It is not necessary that alteration of forests and jungles to other land uses will affect the wildlife it sustains. This came to the fore in the research done by Council of Scientific & Industrial Research-Centre for Cellular and Molecular Biology, Laboratory for the Conservation of Endangered Species, Hyderabad, and Sonipat’s Ashoka University which studied how cashew plantations in Maharashtra’s Sindhudurg affected amphibians.

Located in western Maharashtra, Sindhudurg which lies between Western Ghats and the Arabian Sea is home to wild animals like wild cats, leopard, wild hen, rabbit and wild buffaloes. More importantly, it has more than 250 threatened species of amphibians which are unique to the region.

While change in land use results in difficulty for amphibians to survive, in case of Sindhudurg it did not impact adversely and on the contrary served as a new habitat.

Talking about this, Dr. Karthikeyan Vasudevan, the lead researcher said: “Land use by humans has varied impacts on local biodiversity. This study provides an opportunity to document and improve upon the positive outcomes for biodiversity in a certain land use practice. Since cashew cultivation employs many, especially women, this agroforestry could be looked at more closely to harmonise biodiversity conservation in the region.”

The study team has found that the cashew plantations hold a near-equal abundance of anurans, an order of amphibians which includes frogs, toads and tree frogs located in the interiors and forest edges.

Amboli Leaping Frog
Amboli Leaping Frog in Western Ghats (Pic. Courtesy Twitter/@hitchwriter)

Across the world, agroforestry is being re-evaluated for its ability to capture carbon. While cashew, a cash crop, not only provides livelihood to people, its biodiversity value definitely merits consideration in the Western Ghats.

The scientists went on to add that production of cashew and its market need to be comprehended before its frog-friendly cultivation is suggested. “Organic farming techniques and certification might provide added benefits for locals and promote the value of this production system to target exports,” they observed.

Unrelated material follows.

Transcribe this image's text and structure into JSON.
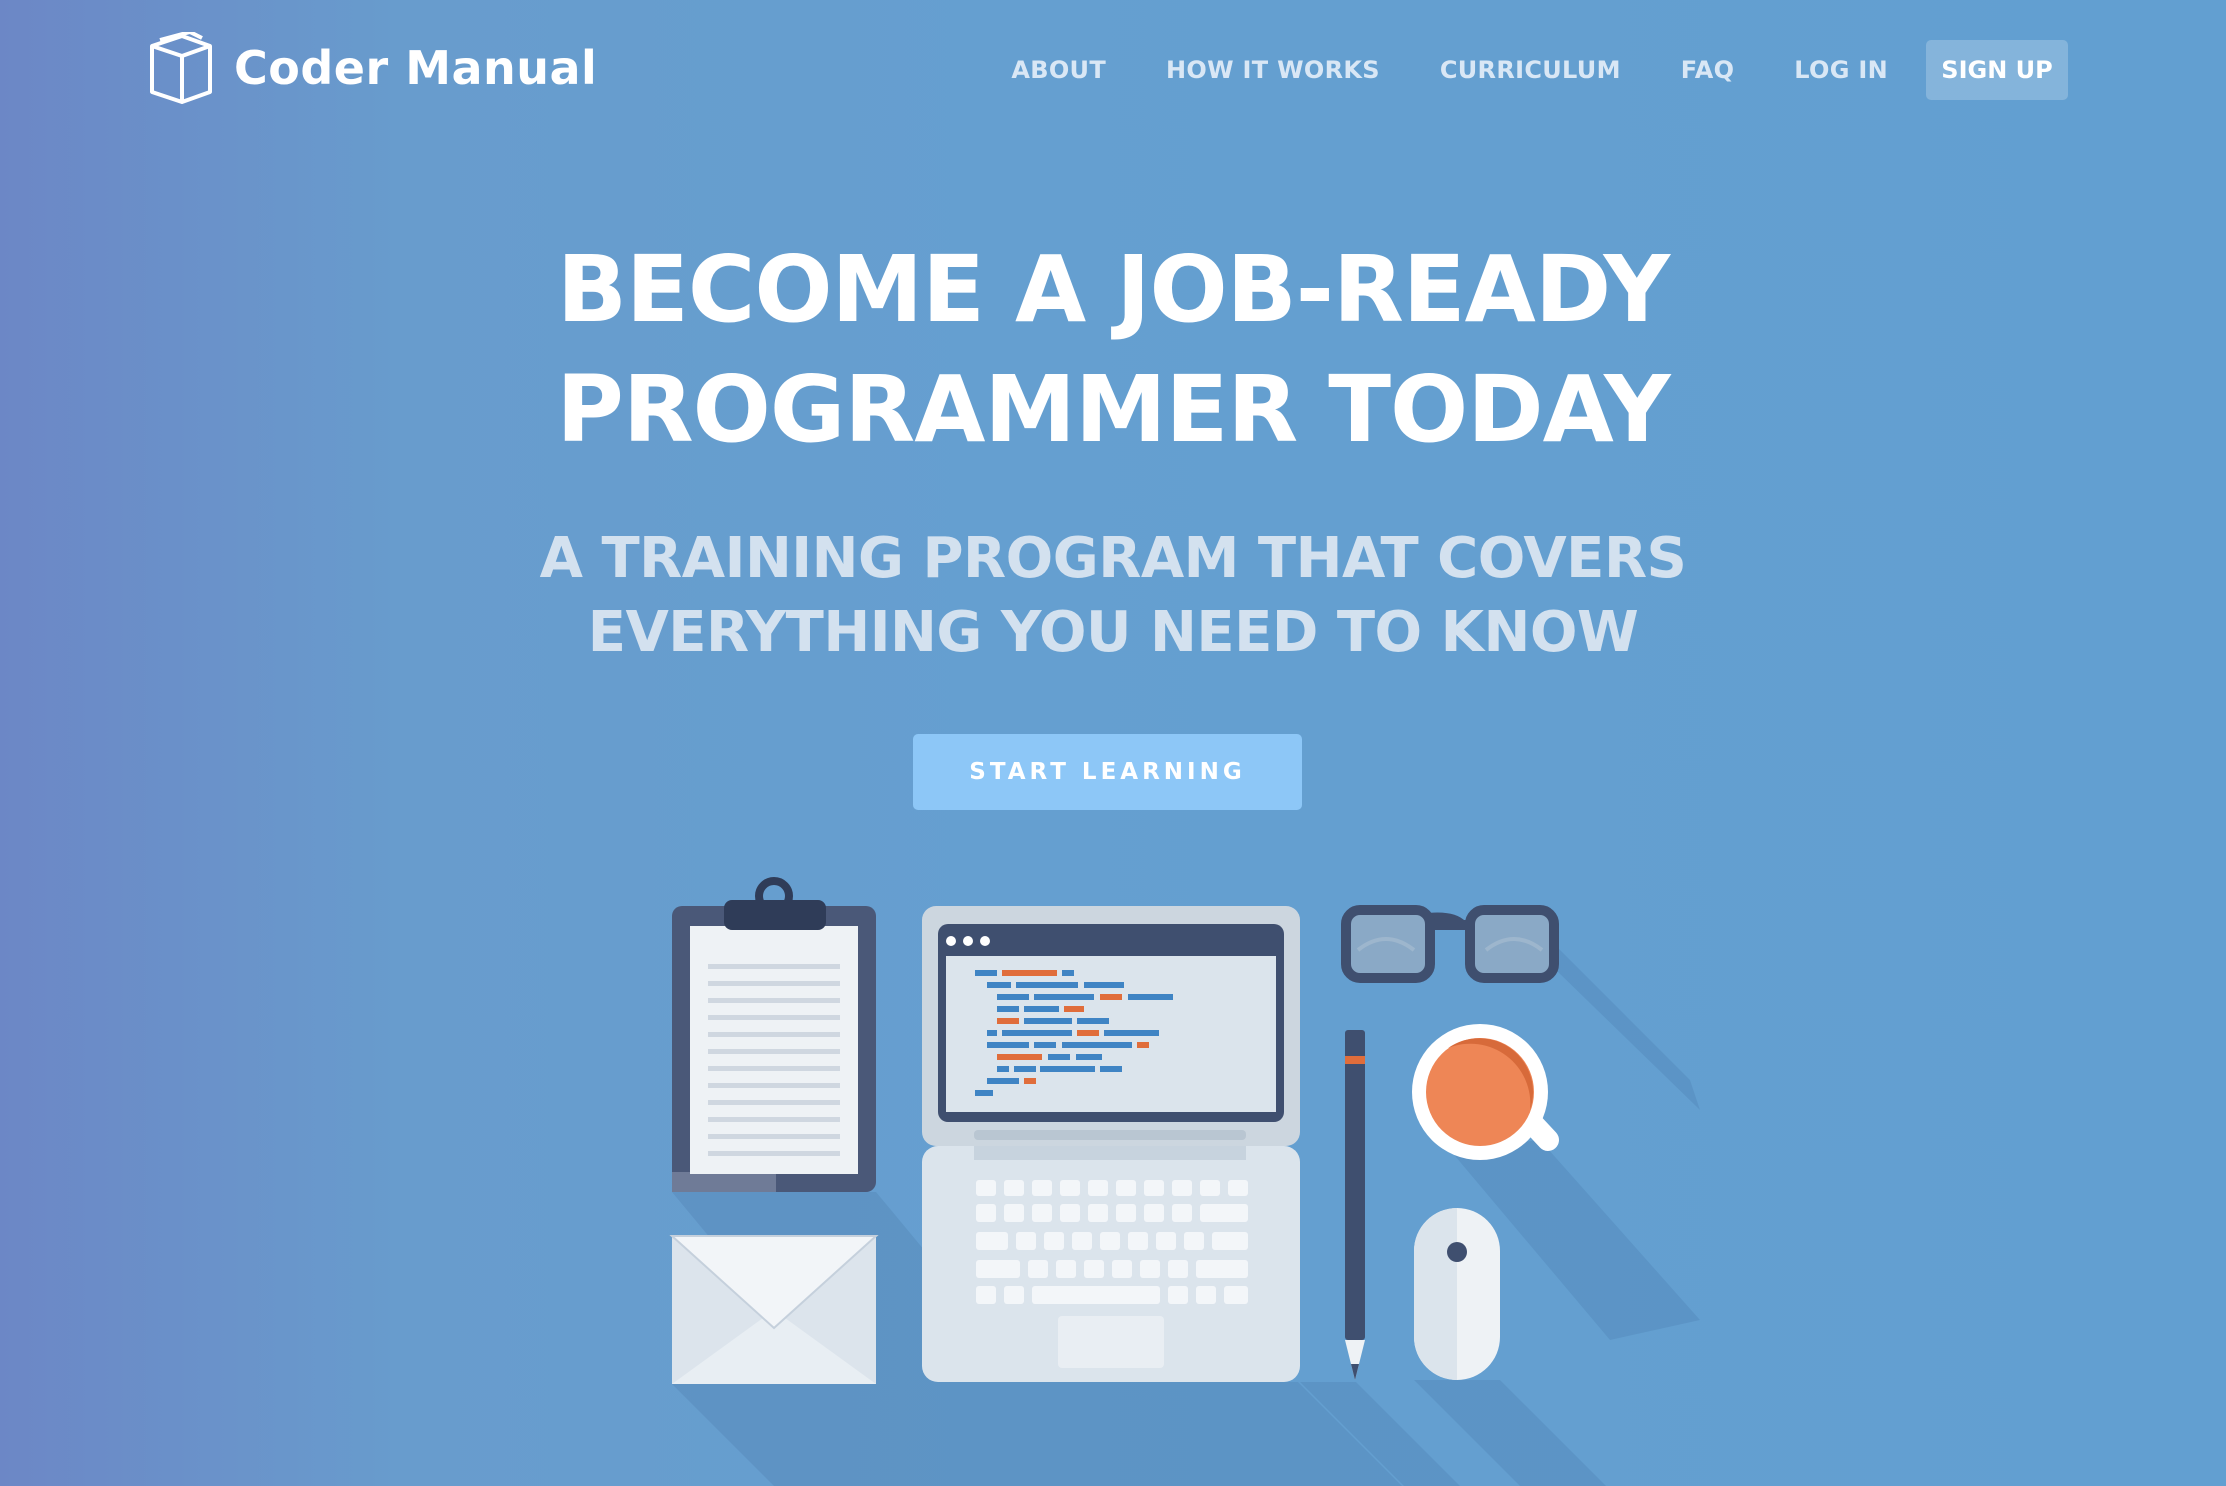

Details of the study were published in Biotropica, the Association for Tropical Biology and Conservation journal.

Apart from Vasudevan, others in the study team included Krishna Pavan Kumar Komanduri and Gayathri Sreedharan.